- Sustainable Architecture
- Henning Larsen Architects, The Lindner College of Business Cincinnati
We’re talking about the Lindner College of Business in Cincinnati, Ohio. The University of Cincinnati welcomes a record-breaking 46,000 students to campus this year, and as over half of surveyed American college students reported feeling overwhelmed, lonely and exhausted, the Lindner College of Business answers a need for inclusive, social campus space.
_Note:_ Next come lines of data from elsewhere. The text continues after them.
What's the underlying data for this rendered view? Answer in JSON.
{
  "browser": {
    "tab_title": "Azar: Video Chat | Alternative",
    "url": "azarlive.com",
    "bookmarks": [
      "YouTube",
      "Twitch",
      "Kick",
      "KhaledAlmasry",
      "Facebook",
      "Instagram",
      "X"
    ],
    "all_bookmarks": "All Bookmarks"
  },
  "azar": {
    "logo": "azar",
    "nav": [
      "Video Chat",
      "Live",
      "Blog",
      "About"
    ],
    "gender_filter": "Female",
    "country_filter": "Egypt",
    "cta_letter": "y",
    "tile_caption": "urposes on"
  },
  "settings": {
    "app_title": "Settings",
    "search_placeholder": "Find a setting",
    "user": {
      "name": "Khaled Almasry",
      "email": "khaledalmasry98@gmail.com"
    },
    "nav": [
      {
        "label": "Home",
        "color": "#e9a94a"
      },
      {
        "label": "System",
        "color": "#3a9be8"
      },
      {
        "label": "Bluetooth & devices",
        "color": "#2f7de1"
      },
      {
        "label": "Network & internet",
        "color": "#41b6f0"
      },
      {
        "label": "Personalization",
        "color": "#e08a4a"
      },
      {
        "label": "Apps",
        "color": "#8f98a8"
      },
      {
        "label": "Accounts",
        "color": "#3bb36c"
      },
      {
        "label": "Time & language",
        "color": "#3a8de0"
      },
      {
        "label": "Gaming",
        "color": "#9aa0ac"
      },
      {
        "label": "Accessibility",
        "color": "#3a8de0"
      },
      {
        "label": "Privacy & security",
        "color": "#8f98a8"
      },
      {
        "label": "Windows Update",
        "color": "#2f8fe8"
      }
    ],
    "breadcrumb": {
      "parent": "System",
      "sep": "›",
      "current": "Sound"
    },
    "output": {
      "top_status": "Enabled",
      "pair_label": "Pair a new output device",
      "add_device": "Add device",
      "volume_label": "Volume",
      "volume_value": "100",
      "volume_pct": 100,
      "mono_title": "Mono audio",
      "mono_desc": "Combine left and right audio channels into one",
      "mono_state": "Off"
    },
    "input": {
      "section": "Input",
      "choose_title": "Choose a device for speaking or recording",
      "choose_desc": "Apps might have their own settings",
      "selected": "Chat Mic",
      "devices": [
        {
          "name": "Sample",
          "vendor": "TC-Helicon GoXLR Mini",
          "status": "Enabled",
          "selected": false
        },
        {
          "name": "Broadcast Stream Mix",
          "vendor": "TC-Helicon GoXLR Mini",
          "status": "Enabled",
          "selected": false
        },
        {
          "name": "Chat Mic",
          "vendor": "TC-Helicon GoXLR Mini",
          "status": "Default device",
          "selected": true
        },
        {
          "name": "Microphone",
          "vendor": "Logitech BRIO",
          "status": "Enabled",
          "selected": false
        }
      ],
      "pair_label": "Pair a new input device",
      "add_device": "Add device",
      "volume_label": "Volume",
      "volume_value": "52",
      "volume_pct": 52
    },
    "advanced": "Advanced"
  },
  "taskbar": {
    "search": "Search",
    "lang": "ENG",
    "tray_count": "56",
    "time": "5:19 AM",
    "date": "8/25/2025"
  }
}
The 22,500m2 building offers 70 percent more student space than its predecessor facility and is representative of a new kind of campus architecture where the connection and wellbeing of people lie at the centre of the architectural project. Which is why the solutions adopted by the architects from Henning Larsen aim at facilitating opportunities for socialising, just like they did in 2014 with the SDU Kolding Campus. The broad stair that tracks through the full height atrium may be the building’s lively spine, but it’s the abundance of power outlets throughout the building’s classrooms, halls, and seating areas - so important for the students to charge their all-important electronics - that allows them to gather and stay. The variety of spaces the building’s users have to choose from includes the gallery space at the ground level and a student café in the sunlit atrium, and open-air gardens tucked in the building’s planted green roof, the new facility focuses on a variety of space to cater to students’ tasks, needs and tastes in order to foster inclusive, collaborative learning.
As Michael Sørensen, Partner and Head of Henning Larsen’s New York office explains, “When talking about the kind of community we wanted to create in the school, we found ourselves often returning to the Danish idea of hygge. It’s an idea now associated around the world with candlelight and coziness, but the essence of hygge is really about being together in comfort and happiness. By providing spaces for togetherness we created a framework for that kind of atmosphere.”
The building’s design aims to deliver both personal and environmental wellness. By orienting the glass facades and overhead skylights to maximize internal daylight, internal spaces enjoy a more natural ambience and a lower reliance on electric lighting. The planted green roof absorbs rainwater, which evaporates as the temperature rises – Cooling the entire building through natural means. Overall, the design reduces the building’s projected annual energy costs by 24 percent compared to similar campus buildings.
The Lindner College of Business joins a campus renowned for its prestigious architectural presence, featuring projects by Frank Gehry, Thom Mayne and Bernard Tschumi; it opened on 19 September, coinciding with the University’s bicentennial festivities.
Project: Henning Larsen Architects - https://henninglarsen.com
with KZF Design, BuroHappold, Harris Architects, PEDCO, Woolpert and BCE Engineering
Location: Cincinnati, Ohio, USA
Images: Alex Fradkin